One house that never disappoints belongs to dermatologist Liz Arrington and her husband Rob. Their home on 18th Avenue, between Locust and Cherry, is transformed into a War of the Worlds alien invasion. Arrington says, “When we moved here our kids were still little and we didn’t want to do something that was too scary. Our house always reminded me of a barn and that inspired the aliens-in-the-corn-field theme. Rob is an electrical engineer and at the time he was a stay-at-home dad.” The result is enormous homemade flying saucers that land and take off with the assistance of a pulley and a garage door opener. They get corn stalks from a local farm. “But I think my favorite,” says Liz, “is the night before.”
Arrington is referring to Halloween eve, when Old Northeast looks more like what you might remember growing up. Neighbors roam the streets to get a glimpse of the most over-the-top creations. This informal tradition was cemented during the pandemic when parents organized safe trick-or-treating for smaller kids, and it continues for children who might be overwhelmed or just too busy during the main event on Halloween night. If there’s ever a night to meet your neighbors, this is it.
On Halloween night, tricks are big, but the treats tend to be small. With as many as 2,000 trick-or-treaters, it’s a quantity over quality affair in ONE. Mini-Three Musketeers, individual Starbursts, Double Bubble, Dumdums, and Tootsie Rolls are staples. But not everyone is just trying to make their candy last until 9 p.m.
More than a decade ago, one resident set up a cotton candy machine. The line for a wispy swirl of hot pink sugar stretched for a block. Legend has it that when that house was sold, the cotton candy machine stayed with the house – with the stipulation that the new owners carry on the tradition. This requirement purportedly included a lesson in the art of cotton candy making.
Eventually, the machine ended up in the hands of Marci and Joe Emerson. From her new home in Colorado, Marci recalls, “We loved hosting friends who were enlisted to help work the machine, and everyone ended up coated in sugar by the end of the night.
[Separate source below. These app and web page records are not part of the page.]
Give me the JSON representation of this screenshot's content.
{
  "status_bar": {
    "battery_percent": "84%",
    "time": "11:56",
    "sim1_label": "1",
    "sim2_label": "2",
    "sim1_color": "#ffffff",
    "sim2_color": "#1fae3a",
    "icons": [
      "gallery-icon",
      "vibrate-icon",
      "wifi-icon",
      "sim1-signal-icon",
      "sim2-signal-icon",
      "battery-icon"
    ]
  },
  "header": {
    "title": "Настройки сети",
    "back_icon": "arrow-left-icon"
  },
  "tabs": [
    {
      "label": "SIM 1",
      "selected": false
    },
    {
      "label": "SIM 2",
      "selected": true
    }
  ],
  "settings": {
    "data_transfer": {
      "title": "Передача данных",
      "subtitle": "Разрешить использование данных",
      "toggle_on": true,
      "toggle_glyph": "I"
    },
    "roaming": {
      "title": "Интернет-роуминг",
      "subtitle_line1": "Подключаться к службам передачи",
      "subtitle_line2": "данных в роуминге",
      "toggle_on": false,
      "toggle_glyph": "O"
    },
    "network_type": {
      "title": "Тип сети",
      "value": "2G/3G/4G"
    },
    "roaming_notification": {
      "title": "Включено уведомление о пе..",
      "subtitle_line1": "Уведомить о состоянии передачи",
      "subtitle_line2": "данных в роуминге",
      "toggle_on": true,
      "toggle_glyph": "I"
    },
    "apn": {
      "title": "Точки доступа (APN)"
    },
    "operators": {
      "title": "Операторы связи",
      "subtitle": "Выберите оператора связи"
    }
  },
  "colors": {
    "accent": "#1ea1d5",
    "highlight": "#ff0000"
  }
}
We counted upwards of 2,500 cotton candy cones given out!” Under the pressure of making thousands of treats, the machine eventually gave out, sparing the new owners of their home the obligation of attending Circus Candy Culinary School.
Just because Old Northeast gets all the attention on Halloween, doesn’t mean other neighborhoods aren’t going above and beyond, however. Euclid St. Paul holds The Haunted Hike of St. Pete’s “most paranormal neighborhood.” And Crescent Heights takes some of the pressure off decorating by encouraging residents to simply hang orange jack-o’-lanterns from their trees. The effect of thousands of pumpkin heads floating on invisible strings is simultaneously beautiful and spooky.
While the morning after invariably involves a bit of cleanup, neighbors usually pitch in to keep candy wrappers from washing down storm drains and the decorations stashed away. And, if you’re new to the area, and you spot a skeleton in your attic, don’t be afraid. It’s probably just a prop – or someone who ran out of candy too early.
For more information on Halloween in Old Northeast, check out HONNA.org or find them at facebook.com/honnaorg.